> [ACTIVITY] Beginning with the line that has "Enumerate this screenshot's", reproduce each remaining line of the data exactly, down to and including the last.

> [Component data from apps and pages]
————
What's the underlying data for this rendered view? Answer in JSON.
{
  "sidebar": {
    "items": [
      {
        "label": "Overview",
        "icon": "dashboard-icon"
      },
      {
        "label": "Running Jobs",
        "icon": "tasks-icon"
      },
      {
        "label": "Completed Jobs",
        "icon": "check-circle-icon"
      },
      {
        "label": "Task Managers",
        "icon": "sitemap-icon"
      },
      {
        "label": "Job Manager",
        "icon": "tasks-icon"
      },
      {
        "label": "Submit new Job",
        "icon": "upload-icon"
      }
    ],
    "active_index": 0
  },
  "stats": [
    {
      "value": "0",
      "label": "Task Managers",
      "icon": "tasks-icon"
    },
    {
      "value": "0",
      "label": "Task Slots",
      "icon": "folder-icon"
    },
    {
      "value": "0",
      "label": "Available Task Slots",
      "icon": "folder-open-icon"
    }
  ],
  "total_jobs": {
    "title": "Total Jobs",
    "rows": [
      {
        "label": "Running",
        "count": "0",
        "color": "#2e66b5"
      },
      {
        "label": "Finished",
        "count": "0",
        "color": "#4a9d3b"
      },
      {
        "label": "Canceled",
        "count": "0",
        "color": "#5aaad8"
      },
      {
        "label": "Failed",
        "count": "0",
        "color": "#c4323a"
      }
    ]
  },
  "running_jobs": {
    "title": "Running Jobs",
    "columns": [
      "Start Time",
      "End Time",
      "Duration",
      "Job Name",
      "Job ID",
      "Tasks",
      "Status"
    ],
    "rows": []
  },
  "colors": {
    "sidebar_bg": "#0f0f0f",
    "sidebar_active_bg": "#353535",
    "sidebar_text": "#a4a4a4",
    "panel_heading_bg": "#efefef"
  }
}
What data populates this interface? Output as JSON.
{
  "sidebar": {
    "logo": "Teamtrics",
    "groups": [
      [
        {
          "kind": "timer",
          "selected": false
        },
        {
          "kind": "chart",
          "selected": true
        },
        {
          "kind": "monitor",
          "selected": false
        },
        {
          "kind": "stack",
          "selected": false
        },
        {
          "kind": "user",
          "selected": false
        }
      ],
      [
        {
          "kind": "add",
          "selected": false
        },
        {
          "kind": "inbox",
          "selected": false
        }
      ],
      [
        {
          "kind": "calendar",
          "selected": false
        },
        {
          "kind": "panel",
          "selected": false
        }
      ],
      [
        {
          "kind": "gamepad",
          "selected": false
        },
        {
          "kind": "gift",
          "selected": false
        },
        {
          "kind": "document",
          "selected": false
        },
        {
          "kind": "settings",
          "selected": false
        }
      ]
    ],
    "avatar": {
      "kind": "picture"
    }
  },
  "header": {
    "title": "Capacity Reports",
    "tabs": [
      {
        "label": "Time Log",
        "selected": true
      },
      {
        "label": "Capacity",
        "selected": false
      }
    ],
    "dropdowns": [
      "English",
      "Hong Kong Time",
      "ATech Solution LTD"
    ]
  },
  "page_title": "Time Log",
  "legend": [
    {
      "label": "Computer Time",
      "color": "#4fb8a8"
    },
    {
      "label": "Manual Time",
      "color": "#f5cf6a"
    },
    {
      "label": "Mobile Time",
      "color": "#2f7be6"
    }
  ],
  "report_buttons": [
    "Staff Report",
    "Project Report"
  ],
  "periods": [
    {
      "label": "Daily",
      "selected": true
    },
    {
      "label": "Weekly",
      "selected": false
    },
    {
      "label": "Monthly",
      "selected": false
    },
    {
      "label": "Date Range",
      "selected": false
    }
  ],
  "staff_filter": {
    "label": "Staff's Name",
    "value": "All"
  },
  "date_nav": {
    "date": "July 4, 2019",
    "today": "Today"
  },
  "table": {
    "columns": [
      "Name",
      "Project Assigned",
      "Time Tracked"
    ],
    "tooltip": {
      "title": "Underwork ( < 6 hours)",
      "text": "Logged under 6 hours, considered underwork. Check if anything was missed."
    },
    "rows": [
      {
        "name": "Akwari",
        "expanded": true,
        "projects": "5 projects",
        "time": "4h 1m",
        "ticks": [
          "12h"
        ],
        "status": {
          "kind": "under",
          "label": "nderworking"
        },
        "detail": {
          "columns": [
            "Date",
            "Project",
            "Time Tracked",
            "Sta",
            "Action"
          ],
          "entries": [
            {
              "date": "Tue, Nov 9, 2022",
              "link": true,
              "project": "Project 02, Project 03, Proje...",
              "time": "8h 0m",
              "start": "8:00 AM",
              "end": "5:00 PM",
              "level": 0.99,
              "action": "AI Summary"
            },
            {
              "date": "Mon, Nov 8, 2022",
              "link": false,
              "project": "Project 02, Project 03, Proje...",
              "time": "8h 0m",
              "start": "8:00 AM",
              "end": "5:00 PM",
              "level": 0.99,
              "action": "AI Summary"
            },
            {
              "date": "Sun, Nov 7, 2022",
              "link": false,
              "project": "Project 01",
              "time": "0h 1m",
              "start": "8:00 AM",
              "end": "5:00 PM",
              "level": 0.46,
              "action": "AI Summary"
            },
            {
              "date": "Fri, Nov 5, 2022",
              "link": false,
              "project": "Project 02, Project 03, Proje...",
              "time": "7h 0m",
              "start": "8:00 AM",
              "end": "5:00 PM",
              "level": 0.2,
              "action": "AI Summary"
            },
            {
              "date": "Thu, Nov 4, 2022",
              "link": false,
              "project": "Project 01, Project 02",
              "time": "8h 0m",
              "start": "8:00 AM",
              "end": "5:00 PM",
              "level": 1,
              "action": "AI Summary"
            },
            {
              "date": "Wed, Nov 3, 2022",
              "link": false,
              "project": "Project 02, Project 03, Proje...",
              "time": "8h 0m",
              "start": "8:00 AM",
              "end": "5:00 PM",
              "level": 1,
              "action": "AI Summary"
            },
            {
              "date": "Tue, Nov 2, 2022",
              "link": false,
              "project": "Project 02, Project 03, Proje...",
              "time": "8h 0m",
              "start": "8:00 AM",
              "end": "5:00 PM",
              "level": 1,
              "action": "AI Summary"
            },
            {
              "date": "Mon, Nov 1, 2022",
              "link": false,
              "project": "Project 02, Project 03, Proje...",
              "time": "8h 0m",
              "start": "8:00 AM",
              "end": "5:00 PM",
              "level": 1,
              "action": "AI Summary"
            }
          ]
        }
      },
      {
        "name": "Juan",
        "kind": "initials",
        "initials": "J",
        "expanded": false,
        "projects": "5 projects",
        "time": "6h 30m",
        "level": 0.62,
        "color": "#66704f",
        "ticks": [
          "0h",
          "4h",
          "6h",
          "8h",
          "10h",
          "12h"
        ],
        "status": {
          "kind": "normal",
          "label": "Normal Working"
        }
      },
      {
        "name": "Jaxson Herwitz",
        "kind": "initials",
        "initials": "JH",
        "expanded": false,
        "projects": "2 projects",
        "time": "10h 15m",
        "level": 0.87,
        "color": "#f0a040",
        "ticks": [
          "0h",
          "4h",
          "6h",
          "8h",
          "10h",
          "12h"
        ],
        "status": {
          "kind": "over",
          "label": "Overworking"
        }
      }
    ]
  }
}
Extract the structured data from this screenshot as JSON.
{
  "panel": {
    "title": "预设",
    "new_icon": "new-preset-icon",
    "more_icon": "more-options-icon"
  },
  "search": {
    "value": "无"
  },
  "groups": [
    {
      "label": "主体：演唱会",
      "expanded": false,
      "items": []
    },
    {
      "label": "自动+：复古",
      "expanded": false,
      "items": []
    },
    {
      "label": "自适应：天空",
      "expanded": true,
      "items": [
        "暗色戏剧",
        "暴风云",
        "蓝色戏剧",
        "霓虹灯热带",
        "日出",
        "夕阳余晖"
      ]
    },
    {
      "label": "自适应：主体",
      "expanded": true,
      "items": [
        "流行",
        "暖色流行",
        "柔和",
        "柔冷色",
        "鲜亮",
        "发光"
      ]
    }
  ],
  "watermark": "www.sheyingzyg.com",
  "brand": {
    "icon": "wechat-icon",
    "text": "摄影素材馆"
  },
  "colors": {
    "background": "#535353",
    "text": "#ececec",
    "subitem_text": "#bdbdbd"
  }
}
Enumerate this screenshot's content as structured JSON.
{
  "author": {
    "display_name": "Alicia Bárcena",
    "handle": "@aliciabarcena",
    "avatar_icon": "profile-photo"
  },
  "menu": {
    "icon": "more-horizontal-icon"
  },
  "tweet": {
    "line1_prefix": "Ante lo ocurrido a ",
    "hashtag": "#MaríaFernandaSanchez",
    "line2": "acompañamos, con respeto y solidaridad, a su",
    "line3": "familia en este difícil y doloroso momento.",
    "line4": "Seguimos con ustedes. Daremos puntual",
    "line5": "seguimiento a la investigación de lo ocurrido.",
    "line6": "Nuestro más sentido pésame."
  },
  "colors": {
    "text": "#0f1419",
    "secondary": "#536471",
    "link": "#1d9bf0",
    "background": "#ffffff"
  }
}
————
> [EXERCISE RESULT]
Enumerate this screenshot's content as structured JSON.
{
  "author": {
    "display_name": "Alicia Bárcena",
    "handle": "@aliciabarcena",
    "avatar_icon": "profile-photo"
  },
  "menu": {
    "icon": "more-horizontal-icon"
  },
  "tweet": {
    "line1_prefix": "Ante lo ocurrido a ",
    "hashtag": "#MaríaFernandaSanchez",
    "line2": "acompañamos, con respeto y solidaridad, a su",
    "line3": "familia en este difícil y doloroso momento.",
    "line4": "Seguimos con ustedes. Daremos puntual",
    "line5": "seguimiento a la investigación de lo ocurrido.",
    "line6": "Nuestro más sentido pésame."
  },
  "colors": {
    "text": "#0f1419",
    "secondary": "#536471",
    "link": "#1d9bf0",
    "background": "#ffffff"
  }
}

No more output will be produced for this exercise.